# Need of refining aluminium and Hoope vs Hall–Héroult processes

Recently I was taught how aluminium is commercially extracted. The ore is first concentrated by leaching either by Bayer's process for red bauxite (impurity: $$\ce{Fe2O3}$$) or by Serpeck's process for white bauxite (impurity: $$\ce{SiO2}$$).

Then alumina is reduced electrolytically via Hall–Héroult's process directly to 99% pure aluminium. But for further purification to remove remaining copper or iron impurities, Hoope's process is executed to get 99.99% pure $$\ce{Al}$$.

Since both processes involve electrolysis, and the materials added are similar in both (except $$\ce{BaF2}$$) with same graphite electrodes, shouldn't we get the same purity in both process (thus not requiring a further refinement)?

Also, the arrangement of the electrodes are exactly opposite to each other. Hoope's argues that pure aluminium is lighter and thus floats so cathode is kept at top, but why doesn't that logic work in Hall–Héroult's? The difference in purity varying by 0.99% and the electrolyte used being same.

Any insight into this matter is helpful because I haven't been able to come to a convincing conclusion.

• But why doesn’t that logic work in hall-Heroult? : You answered it yourself - the $\ce{BaF2}$ mixture is much more heavier than $\ce{Al}$. – Aniruddha Deb Jan 1 at 16:17
• Ok so you seem to be right that BaF2 is heavier than Al, but Na3AlF6(cryolite) is not. So it should possibly float over the pure molten Al in Hoope's process? Making the conditions same as for Hall-Heroults. – Sir Arthur7 Jan 2 at 16:37
• Moreover I feel that adding cryolite is lot more necessary than BaF2, and Wikipedia says that "en.wikipedia.org/wiki/Hall%E2%80%93H%C3%A9roult_process" molten Al is heavier than cryolite, so it should sink down both in Hall-Heroult's and Hoope's processes. I don't think there's anything to argue on that. – Sir Arthur7 Jan 2 at 16:51

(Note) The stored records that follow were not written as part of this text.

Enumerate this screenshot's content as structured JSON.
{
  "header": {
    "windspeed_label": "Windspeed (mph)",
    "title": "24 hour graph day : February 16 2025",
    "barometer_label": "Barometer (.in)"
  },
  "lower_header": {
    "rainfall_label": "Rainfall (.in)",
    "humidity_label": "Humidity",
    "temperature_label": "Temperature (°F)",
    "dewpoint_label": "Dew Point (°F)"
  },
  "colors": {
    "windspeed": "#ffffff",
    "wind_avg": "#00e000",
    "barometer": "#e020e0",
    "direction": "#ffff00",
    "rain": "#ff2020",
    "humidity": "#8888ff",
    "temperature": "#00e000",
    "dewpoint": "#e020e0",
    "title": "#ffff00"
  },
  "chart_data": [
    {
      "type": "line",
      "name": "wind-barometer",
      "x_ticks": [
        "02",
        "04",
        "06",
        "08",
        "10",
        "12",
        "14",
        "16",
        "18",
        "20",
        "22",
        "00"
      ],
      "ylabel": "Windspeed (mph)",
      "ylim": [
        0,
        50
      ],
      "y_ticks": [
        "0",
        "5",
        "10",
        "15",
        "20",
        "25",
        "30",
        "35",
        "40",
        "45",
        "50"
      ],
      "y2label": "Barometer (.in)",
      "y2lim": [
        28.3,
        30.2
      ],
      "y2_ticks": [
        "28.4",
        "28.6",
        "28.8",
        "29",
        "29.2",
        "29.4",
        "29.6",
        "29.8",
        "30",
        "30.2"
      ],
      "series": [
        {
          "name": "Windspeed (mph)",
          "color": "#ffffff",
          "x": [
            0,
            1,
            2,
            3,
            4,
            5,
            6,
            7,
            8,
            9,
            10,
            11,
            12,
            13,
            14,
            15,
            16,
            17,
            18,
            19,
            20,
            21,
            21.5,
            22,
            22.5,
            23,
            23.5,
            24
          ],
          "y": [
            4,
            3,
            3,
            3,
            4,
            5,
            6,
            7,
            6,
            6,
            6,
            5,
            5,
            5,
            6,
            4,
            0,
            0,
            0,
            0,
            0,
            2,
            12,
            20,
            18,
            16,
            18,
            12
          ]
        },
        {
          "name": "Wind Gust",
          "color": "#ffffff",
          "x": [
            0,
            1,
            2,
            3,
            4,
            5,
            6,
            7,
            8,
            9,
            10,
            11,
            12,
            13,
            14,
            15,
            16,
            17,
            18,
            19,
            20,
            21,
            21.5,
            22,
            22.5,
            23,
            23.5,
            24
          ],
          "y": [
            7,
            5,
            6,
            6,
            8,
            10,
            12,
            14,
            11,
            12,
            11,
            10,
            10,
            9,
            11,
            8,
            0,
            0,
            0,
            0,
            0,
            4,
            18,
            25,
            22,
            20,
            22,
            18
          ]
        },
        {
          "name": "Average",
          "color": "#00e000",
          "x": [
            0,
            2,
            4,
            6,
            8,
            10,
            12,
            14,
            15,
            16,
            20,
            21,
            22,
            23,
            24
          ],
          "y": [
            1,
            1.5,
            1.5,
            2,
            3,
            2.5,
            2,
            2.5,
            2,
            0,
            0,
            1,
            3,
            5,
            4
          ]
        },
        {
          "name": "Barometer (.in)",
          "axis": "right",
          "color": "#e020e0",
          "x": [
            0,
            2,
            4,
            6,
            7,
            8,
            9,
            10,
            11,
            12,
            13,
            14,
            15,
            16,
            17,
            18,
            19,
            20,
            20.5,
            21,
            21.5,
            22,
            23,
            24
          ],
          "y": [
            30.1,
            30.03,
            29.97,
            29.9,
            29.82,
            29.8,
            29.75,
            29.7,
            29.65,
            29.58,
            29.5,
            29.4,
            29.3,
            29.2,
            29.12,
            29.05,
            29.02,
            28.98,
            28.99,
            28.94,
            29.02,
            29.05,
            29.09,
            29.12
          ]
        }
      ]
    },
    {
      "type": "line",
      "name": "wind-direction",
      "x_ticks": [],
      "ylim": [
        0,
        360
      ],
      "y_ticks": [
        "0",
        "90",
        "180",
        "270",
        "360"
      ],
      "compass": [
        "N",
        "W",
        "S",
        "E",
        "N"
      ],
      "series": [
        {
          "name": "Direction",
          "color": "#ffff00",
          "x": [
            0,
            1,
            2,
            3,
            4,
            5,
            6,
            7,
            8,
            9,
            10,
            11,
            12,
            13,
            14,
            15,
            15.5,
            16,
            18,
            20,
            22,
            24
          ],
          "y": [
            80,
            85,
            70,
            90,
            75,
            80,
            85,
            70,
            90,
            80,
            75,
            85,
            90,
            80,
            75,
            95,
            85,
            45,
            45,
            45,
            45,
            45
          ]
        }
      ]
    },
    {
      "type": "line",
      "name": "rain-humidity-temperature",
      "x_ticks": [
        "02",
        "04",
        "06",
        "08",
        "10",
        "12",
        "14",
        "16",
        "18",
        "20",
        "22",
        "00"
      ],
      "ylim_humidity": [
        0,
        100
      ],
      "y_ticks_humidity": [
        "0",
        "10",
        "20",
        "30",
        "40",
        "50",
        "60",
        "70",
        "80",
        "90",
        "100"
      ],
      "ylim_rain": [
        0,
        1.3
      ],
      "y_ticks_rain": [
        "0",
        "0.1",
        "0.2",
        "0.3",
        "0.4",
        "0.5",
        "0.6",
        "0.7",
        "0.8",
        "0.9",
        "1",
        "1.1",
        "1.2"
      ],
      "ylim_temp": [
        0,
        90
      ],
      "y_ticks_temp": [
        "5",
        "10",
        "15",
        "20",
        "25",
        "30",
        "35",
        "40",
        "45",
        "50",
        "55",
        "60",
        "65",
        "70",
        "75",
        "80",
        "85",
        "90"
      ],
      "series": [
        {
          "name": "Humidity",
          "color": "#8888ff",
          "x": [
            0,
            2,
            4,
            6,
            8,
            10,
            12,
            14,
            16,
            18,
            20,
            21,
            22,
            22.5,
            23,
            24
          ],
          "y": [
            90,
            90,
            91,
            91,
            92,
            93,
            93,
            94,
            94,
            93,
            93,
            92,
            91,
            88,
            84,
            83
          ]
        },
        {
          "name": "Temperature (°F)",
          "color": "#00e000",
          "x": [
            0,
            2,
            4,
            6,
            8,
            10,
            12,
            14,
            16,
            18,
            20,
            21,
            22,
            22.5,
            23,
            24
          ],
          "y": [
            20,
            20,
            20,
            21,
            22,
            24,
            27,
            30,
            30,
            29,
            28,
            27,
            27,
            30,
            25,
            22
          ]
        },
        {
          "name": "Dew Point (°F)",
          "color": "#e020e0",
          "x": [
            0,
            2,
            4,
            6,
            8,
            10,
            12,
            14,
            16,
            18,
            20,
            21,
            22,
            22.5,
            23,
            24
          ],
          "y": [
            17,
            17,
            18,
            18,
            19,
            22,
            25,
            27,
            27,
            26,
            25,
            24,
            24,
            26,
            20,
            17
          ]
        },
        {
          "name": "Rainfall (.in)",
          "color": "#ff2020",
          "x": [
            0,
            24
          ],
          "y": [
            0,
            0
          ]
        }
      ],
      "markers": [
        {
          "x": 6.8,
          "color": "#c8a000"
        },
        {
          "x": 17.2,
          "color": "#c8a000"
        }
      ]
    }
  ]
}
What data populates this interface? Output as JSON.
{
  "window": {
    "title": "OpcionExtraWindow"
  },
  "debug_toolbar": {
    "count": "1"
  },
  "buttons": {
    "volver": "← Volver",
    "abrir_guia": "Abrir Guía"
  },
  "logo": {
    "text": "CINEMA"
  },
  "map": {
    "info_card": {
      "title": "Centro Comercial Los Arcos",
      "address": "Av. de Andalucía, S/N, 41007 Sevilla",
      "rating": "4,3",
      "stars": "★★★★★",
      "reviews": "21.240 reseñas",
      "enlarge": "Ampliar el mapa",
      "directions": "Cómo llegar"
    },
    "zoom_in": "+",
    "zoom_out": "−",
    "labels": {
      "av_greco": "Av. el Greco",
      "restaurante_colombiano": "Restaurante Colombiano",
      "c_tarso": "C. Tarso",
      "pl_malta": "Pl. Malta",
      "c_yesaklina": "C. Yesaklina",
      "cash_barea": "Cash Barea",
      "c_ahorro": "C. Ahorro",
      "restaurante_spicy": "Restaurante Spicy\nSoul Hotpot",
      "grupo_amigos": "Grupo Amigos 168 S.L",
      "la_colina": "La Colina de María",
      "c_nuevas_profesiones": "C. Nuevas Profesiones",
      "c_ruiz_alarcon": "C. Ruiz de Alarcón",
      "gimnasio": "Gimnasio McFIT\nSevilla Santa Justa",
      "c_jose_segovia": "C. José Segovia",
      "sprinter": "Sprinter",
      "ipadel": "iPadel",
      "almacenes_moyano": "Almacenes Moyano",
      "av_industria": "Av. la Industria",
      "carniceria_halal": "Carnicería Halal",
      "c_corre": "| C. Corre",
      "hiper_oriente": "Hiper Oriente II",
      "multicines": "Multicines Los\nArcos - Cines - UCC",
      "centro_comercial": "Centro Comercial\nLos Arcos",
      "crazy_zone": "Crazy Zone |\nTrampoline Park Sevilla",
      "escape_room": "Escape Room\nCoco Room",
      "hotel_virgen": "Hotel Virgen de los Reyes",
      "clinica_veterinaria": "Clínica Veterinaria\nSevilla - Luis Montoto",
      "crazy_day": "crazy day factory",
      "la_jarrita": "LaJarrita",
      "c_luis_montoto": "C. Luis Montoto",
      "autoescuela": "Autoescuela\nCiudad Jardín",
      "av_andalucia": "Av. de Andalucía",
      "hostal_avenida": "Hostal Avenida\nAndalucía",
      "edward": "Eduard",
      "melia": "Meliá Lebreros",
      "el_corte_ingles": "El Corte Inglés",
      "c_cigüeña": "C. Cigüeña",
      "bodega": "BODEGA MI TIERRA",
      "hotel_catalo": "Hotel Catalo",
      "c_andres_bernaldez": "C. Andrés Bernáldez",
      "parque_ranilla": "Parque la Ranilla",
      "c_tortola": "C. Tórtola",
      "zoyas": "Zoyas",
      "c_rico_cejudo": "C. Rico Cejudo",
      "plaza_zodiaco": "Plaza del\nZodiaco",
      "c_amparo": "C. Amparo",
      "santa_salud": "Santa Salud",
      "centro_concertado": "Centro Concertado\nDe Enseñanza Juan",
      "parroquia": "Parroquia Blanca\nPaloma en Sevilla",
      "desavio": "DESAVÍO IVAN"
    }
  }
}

Edit: Thinking about it some more, the reason for the mixing may be due to where the $$\ce{CO2}$$ gas is formed. ($$\ce{Al2O3 + C_{electrode} -> Al +CO2}$$) Bubbles formed a the bottom of the cell would rise up and cause more stirring than if they formed near the top of the cell.